In Sri Lanka’s desperation for a solution to its power crisis, The Mahinda Rajapakse Government fast forwarded Norochchalai and granted the contract to a Chinese outfit, even though the CEB Engineers opposed the technology as being both obsolete and inefficient in terms of conversion ratios from use to power.
It has now emerged by an opposition legislator, that the contractor was chosen due to the US$400M commissions paid and not for the best interests of Sri Lanka. The first phase coming into operation (300MW) a few years ago, was plagued by breakdowns and fires, and there were claims and counter claims that it was because the CEB engineers were responsible for the sabotage, to prove their initial assertions. The Counter claim being that a second-hand used plant that has exceeded its useful life had been built, further accentuating the initial suspicions. As an added spanner the low quality coal imported to power the plant has also resulted in heavy losses. This whole saga would be funny if not for the cost to the people of Sri Lanka, every man woman and child. In their desperation to show capacity utilization, the CEB is running at 65% thermal today, and only 35% hydro despite being able to run 35:65 merely to falsely show a potential buyer that it is a viable project. How foolish our state salesman wishing for a sales commission are, to think that a suspicious purchaser will not see through this charade!!

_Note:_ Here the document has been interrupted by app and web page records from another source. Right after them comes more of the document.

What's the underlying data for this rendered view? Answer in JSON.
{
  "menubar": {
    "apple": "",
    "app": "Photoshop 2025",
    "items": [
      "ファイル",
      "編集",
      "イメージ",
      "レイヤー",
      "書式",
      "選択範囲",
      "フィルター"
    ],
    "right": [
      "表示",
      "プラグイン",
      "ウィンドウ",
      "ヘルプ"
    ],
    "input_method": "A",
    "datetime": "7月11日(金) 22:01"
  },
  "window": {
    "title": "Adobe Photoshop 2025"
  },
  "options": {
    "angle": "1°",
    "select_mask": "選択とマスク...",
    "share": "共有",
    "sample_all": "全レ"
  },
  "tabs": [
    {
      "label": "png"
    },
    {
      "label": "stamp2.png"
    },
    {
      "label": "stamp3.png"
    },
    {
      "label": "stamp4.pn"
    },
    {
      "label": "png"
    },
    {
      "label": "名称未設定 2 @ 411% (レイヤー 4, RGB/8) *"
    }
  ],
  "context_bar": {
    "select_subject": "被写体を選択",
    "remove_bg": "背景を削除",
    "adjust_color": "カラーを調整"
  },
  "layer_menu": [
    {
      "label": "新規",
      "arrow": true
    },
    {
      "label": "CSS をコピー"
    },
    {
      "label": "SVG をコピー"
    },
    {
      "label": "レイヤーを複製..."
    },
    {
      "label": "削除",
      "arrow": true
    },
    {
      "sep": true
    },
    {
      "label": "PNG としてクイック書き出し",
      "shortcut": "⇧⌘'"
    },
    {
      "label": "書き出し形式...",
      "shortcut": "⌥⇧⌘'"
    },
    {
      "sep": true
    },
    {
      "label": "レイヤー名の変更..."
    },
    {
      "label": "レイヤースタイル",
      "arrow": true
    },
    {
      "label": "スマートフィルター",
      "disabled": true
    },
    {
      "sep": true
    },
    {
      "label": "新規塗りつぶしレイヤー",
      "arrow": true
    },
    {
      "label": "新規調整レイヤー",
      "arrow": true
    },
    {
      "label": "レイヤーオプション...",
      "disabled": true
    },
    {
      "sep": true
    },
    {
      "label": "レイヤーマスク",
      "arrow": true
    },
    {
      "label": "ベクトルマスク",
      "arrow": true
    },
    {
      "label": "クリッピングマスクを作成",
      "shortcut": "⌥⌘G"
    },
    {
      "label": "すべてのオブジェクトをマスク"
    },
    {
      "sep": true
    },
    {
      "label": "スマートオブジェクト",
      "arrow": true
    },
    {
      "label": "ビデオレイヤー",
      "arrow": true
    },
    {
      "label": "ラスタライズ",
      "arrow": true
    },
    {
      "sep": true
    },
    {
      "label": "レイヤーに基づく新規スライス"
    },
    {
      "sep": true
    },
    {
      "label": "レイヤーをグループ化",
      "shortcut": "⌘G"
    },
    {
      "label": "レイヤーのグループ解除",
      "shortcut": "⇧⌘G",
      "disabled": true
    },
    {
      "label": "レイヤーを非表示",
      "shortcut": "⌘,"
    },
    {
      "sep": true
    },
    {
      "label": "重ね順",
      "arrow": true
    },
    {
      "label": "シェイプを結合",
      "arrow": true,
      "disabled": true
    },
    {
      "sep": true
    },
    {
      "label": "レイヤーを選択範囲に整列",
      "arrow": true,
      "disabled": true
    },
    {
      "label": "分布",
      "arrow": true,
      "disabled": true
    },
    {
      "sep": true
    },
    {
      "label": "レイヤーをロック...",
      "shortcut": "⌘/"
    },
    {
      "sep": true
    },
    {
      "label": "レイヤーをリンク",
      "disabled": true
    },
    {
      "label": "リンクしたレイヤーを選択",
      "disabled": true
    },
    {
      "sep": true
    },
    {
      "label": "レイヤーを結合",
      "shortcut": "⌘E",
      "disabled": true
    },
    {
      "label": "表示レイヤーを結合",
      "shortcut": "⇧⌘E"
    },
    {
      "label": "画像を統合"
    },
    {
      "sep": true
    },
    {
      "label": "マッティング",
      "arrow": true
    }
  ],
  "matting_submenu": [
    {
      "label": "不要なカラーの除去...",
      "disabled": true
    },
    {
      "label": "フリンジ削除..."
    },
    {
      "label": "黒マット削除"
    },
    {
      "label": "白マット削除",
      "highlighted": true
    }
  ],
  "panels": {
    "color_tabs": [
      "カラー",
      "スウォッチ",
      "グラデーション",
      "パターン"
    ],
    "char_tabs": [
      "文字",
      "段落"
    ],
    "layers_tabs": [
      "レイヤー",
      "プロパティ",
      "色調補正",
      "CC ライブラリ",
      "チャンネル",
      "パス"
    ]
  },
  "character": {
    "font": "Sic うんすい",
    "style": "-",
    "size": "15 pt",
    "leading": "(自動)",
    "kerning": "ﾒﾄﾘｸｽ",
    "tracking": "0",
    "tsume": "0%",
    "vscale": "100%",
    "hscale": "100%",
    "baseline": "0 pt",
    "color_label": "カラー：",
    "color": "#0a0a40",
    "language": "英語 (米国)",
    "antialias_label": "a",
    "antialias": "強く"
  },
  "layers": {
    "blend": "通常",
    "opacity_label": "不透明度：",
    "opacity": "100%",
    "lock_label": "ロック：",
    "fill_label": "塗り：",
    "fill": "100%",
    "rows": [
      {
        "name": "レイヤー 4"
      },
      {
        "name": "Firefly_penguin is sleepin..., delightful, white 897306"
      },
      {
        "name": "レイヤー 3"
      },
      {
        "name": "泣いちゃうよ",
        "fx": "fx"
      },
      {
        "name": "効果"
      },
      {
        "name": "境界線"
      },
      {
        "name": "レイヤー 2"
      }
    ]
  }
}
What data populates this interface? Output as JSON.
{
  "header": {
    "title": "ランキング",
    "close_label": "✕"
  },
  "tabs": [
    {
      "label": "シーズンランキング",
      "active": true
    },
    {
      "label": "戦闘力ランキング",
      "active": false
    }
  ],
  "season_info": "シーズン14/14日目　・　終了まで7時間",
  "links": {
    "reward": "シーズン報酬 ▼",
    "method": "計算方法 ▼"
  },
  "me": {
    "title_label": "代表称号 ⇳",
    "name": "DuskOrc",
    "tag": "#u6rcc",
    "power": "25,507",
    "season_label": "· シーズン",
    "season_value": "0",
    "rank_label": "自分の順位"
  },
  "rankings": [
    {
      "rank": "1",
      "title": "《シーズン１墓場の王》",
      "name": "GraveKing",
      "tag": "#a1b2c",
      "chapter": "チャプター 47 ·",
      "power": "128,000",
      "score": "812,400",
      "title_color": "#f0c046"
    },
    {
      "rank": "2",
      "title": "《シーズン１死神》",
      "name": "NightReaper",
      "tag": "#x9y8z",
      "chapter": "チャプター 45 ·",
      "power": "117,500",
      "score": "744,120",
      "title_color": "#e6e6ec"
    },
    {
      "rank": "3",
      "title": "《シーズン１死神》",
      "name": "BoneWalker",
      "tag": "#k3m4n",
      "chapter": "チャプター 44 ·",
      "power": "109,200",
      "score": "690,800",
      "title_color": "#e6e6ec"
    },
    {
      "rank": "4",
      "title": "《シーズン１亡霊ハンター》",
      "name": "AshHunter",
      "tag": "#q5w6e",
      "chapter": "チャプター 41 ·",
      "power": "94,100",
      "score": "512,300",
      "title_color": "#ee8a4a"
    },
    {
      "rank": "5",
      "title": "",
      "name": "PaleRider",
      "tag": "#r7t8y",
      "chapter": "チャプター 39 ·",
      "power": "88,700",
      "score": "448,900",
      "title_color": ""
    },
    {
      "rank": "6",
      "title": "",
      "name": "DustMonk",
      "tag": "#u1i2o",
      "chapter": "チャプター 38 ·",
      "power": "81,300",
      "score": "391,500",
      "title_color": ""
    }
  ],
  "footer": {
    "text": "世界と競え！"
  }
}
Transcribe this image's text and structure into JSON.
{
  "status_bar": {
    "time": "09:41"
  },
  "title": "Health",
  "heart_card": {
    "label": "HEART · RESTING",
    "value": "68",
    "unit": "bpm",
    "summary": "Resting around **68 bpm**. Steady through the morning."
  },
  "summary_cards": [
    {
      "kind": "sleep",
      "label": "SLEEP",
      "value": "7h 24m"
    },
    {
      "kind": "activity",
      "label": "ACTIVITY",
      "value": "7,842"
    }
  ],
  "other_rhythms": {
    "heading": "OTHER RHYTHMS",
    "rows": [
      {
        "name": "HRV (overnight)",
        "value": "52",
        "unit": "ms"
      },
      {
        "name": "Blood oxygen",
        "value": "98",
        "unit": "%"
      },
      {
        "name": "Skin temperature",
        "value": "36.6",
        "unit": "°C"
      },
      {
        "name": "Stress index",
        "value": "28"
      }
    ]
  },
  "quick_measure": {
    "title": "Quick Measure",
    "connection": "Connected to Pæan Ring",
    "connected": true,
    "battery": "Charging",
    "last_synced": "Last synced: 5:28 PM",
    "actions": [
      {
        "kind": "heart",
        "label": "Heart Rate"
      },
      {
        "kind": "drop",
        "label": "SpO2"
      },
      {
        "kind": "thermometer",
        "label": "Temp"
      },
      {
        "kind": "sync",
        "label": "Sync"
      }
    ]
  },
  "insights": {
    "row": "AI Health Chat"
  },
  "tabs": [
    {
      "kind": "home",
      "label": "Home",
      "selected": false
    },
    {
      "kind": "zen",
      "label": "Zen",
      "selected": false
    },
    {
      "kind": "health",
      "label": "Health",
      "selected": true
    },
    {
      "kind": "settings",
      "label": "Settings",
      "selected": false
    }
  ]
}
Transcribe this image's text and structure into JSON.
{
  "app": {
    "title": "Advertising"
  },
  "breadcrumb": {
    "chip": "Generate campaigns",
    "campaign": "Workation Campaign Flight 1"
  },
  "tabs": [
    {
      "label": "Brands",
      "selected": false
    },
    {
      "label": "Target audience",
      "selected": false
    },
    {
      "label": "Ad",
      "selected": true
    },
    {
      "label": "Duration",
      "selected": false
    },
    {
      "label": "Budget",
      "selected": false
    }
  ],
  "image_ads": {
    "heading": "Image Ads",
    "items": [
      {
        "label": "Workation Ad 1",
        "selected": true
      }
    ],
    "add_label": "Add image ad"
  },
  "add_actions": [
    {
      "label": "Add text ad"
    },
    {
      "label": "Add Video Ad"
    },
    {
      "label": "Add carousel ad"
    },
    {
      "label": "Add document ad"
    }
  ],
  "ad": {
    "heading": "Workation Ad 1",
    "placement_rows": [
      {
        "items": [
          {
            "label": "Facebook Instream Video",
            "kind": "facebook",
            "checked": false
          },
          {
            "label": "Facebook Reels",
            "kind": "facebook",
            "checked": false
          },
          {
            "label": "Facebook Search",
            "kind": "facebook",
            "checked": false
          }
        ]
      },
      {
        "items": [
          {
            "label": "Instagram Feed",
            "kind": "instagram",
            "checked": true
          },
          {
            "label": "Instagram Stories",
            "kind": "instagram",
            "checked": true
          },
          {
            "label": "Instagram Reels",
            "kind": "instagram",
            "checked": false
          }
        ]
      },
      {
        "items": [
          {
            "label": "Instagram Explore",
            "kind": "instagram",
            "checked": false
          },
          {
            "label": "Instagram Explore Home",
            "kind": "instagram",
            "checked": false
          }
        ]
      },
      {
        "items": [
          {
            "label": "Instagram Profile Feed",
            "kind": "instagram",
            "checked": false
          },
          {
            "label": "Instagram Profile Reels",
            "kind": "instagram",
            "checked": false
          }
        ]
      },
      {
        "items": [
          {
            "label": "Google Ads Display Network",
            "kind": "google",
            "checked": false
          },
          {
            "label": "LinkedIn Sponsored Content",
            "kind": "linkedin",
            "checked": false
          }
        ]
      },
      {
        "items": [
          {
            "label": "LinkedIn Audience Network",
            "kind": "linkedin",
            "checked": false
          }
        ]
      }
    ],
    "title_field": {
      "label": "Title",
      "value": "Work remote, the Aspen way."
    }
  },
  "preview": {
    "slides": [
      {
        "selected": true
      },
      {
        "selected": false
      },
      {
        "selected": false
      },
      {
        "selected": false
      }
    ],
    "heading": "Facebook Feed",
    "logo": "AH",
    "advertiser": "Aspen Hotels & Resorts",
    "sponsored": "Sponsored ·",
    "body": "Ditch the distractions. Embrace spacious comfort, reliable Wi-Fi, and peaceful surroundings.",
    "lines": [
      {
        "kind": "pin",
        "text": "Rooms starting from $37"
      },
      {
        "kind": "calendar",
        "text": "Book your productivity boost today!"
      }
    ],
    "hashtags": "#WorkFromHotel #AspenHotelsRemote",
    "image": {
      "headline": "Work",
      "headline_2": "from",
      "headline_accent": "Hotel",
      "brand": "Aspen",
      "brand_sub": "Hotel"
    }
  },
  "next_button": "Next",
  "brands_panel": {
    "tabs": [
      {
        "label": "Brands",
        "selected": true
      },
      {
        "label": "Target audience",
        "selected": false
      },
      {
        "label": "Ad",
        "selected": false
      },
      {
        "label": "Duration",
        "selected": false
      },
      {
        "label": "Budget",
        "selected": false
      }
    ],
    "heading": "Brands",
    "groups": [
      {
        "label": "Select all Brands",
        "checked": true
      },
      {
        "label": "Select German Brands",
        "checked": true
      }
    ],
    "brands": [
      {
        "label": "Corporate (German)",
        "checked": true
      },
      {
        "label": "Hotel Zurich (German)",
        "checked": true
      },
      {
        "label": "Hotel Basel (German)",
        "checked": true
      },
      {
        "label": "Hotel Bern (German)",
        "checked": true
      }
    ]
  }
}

The recent proposal to sell it back to the Chinese as it was too expensive to run, and the Govt. unable to pay the interest on the debt to build it, brings out into the open the previous allegations. At US$1300M, the Chinese are baulking as it is overpriced, partly due to the huge commissions that have been earned by local unscrupulous Govt. backers. China will only pay US$700M if they are allowed to do the next phase at an overpriced rate. This will further tie up SL into a future of worse financial commitments. With Sampur now history, with the Indian party pulling out, the Govt. is in a bigger bind not knowing what action to take to fill the power vacuum!!
I believe it is now time to sell it to the highest bidder whoever it may be and pay off some of the loans. The revenue may not be enough for it!! I would not go in for the future phases, as the threat of mercury poisoning, due to the coal power plant, and resulting effluent into the sea, is not worth the price of future life and health cost to the people of Sri Lanka, in their fish consumption from mercury in the fish!
We may have to go back to the drawing board on an alternative solution to the impending power crisis, and Nuclear may be the only option available, unless of course the new technology in harnessing wave power becomes economically feasible in the interim along with more wind-power plants offshore.